  • Does it mention anywhere what GPU they were using for these tests? Just curious how CPU-bound the results are or if none of them were being properly taxed. With a good GPU the CPU load usually isn’t that stressful. On the settings table, systems C/D and E/F have the same settings so I’m guessing they had different GPUs in them.

    • Alex mentions a “NVIDIA GTX 1070” in passing about one of the comparisons, assume it’s that one.

      • TITAN X for the first two comparisons, GTX 1080 for the second, GTX 1070 for the last lot.

        • Here is your instant problem. Ryzen destroys Nvidia and Intel when pared with AMD GPU hardware like 480s when running in DX12.

          The bottleneck is not hardware with Ryzen, it’s Nvidia’s dogshit API and awful Drivers. Ironically contrary to popular belief, AMD is miles, miles ahead of Nvidia in the Driver/API department when it comes to DirectX 12.

          Run these same Ryzen tests with 480s. You will see massive, massive DX12 improvements.

  • So basically Intel is still king for gaming. Hopefully these AMD GPUs will drop in price enough to justify the performance and lack of overclockability.

    • its because most dx11 games will perform better with higher clock speed than more cores. Which is why a $309.99 i7 6700K will perform better than a $1,109.00 i7-6900K.

      • Yeah. The bet here is that games will start to take advantage of more cores/multi-threading and that the balance will tip to users with 6/8/10/12 cores in the next year, two years.

        (but that relies an awful lot on work from the developers, single core threaded performance is still a priority for developers because most PCs are 2 or 4 core systems, and Vulkan/DX12 is still in the early stages, so a lot of the benefits it provides isn’t being taken advantage of)

        • I hope you’re right but we’ve been waiting 10 years since PS3, Intel q6600 days for developers to get off their asses haha.

  • You can only truly stress thus test the CPU’s at lower resolutions such as 1080p many of these benchmarks are completely invalid for comparing these CPU’s unfortunately and people are easily fooled!

  • Dear Alex,

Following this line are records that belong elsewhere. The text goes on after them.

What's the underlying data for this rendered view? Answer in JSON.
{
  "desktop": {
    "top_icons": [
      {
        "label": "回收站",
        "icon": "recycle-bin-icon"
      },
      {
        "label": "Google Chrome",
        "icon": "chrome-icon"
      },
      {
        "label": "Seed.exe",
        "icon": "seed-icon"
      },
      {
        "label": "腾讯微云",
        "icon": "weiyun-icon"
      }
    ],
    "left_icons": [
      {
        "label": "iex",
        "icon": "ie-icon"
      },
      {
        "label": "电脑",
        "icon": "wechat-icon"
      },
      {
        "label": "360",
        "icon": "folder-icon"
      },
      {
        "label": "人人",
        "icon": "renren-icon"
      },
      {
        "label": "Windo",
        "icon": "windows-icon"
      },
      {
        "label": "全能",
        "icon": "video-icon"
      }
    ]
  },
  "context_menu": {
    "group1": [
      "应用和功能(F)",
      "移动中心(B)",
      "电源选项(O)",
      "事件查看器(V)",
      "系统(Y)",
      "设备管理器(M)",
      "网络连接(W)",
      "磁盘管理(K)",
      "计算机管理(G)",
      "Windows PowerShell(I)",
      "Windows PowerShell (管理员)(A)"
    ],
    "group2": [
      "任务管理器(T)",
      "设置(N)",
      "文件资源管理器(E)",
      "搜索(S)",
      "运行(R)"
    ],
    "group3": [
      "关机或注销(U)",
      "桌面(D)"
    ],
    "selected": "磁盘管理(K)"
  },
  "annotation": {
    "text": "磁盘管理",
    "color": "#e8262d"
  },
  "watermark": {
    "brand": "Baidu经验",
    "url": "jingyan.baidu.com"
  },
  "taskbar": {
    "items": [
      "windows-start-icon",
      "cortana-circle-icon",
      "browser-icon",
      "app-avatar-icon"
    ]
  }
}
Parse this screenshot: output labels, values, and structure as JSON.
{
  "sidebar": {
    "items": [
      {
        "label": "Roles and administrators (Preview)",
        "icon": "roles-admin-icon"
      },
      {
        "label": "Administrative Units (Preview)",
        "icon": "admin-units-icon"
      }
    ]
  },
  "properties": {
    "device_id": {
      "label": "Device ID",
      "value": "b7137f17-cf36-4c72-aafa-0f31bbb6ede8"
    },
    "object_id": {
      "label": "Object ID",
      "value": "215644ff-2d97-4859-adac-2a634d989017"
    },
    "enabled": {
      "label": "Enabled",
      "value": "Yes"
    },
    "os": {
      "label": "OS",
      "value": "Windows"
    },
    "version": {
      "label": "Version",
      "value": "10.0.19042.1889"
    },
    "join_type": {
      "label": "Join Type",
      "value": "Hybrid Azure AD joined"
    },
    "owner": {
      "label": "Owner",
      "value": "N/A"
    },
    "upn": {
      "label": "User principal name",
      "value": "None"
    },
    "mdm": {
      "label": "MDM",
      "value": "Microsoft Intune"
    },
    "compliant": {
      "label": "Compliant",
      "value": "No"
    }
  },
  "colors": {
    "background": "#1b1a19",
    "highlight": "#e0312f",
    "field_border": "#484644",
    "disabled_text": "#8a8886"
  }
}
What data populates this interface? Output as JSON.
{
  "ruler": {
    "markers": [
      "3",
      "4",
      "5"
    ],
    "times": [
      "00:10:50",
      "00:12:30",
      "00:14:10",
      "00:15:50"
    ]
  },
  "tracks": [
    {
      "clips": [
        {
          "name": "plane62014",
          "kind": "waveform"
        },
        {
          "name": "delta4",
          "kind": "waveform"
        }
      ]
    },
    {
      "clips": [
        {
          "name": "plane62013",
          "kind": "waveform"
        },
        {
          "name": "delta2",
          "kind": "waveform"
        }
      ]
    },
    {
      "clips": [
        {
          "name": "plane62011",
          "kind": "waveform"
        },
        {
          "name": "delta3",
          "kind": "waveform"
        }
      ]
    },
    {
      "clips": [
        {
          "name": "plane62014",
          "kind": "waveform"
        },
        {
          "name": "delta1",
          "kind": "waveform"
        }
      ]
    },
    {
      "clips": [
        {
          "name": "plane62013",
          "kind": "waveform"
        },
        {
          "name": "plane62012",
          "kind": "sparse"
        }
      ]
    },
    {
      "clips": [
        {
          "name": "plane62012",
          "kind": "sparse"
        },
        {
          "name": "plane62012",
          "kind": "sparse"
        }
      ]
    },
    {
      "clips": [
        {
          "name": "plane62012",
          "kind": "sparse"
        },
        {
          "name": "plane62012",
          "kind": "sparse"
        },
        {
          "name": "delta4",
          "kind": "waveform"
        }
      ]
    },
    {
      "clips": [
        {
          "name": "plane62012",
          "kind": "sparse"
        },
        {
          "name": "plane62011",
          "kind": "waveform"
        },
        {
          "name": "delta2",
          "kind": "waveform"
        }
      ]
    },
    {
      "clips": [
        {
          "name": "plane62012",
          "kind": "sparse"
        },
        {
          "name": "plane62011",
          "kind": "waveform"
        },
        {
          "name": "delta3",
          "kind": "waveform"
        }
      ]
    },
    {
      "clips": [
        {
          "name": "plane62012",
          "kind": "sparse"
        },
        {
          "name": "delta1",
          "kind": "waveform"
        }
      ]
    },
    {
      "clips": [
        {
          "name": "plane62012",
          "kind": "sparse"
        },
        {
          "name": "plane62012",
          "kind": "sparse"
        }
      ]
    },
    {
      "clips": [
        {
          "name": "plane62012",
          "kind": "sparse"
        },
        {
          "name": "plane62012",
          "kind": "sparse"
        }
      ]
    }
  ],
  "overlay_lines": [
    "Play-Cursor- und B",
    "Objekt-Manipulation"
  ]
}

    Thanks for the information regarding AMD Ryzen benchmarks and your thoughts, I am happy to see AMD has after many years come out with a product that can be competitive in workstation and multimedia environments. Unfortunately it seems that they have not been able to grasp Intel’s leadership when it comes to gaming side as the performance is lesser. I plan on making a video on YouTube, hopefully you will be able to view it and provide feedback.

    Thank you,


Show more comments

Comments are closed.

Log in to comment on this story!